* [Description of the task]: Work through the entries below and show every line in which "this" is found.

(Dataset excerpts)
********

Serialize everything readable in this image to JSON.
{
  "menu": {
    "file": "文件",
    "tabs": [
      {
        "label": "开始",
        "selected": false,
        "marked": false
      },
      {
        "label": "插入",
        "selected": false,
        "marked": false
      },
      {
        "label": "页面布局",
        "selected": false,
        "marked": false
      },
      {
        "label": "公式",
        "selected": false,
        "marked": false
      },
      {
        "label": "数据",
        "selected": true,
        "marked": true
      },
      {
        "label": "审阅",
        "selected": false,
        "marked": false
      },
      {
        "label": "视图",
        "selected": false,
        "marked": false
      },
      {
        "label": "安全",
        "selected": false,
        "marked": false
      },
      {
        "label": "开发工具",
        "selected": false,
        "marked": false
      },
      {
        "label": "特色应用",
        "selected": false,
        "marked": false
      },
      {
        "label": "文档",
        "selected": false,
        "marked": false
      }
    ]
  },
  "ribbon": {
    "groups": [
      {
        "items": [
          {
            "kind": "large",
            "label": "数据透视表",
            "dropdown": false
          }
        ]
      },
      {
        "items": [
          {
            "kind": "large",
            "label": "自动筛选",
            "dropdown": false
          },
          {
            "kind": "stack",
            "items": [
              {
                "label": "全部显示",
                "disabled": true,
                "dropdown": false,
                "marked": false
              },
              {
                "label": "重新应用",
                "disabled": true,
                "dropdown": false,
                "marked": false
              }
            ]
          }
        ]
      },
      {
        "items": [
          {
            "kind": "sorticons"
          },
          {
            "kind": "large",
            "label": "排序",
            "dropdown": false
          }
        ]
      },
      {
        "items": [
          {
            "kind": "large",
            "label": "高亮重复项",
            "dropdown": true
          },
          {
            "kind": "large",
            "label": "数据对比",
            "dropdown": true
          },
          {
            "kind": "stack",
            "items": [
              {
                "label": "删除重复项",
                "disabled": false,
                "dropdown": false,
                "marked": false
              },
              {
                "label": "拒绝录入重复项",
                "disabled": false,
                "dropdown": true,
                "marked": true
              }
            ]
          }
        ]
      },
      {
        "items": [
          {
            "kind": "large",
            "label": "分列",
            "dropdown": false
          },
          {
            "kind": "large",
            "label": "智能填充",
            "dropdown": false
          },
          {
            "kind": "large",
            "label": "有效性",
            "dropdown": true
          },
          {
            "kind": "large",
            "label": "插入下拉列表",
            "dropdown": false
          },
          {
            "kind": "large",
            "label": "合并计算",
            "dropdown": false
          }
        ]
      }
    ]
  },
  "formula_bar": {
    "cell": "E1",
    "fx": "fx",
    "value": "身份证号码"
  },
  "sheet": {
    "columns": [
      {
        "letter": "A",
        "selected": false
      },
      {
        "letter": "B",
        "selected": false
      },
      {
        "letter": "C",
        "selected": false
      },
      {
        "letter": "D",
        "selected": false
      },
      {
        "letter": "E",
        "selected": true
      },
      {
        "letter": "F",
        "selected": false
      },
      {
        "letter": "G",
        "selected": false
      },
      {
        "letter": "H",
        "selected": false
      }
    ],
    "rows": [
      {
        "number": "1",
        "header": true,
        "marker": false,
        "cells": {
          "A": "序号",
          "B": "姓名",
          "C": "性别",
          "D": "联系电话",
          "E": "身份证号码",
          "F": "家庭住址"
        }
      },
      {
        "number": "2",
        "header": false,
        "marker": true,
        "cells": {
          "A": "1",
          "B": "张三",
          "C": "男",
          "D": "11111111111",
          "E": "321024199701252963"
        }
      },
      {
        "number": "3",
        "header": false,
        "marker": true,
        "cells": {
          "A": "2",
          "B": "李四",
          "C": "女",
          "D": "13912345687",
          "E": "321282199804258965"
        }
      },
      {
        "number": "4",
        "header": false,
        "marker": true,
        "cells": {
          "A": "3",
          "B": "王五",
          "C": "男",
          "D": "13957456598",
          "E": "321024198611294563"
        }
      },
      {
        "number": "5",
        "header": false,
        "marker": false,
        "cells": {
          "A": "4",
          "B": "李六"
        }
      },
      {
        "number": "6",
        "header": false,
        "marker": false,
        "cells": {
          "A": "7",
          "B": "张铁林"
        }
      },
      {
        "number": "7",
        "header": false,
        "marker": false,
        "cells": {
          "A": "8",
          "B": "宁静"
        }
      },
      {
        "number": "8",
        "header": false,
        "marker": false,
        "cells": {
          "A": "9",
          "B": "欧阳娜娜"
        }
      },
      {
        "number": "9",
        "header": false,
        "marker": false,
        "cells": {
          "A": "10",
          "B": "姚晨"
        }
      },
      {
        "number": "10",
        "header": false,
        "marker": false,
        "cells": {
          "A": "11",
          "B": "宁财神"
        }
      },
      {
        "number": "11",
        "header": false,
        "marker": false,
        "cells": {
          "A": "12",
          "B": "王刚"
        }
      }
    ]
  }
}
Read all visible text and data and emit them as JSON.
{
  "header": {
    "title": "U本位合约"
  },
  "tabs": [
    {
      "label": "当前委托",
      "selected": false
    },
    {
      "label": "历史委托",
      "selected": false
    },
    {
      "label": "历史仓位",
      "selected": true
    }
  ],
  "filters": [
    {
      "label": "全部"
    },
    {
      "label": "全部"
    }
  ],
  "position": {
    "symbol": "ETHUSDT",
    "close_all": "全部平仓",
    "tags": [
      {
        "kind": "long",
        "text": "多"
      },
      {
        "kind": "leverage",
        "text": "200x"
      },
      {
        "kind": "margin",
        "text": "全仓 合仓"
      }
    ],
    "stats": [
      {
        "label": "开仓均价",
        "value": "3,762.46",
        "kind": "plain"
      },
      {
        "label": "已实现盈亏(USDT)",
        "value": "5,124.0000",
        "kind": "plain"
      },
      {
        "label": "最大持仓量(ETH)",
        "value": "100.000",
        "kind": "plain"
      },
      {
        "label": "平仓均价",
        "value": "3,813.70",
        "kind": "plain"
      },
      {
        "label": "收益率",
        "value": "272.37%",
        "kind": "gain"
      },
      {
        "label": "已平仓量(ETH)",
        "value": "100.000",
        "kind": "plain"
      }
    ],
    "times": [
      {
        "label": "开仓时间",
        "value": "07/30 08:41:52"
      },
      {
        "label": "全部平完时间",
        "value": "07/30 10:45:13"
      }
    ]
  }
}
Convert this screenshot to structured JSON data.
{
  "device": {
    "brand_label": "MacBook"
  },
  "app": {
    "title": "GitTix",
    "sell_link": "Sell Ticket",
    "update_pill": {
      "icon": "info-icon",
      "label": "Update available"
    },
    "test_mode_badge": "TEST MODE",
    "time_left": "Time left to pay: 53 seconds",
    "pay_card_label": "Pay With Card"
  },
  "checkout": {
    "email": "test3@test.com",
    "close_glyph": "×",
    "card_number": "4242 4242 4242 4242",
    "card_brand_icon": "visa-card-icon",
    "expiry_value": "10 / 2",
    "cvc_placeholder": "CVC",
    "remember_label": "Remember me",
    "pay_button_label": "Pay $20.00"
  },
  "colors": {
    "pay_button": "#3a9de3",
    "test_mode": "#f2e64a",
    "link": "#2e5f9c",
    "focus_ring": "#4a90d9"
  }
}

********

* [Solved exercise]:
Serialize everything readable in this image to JSON.
Convert this screenshot to structured JSON data.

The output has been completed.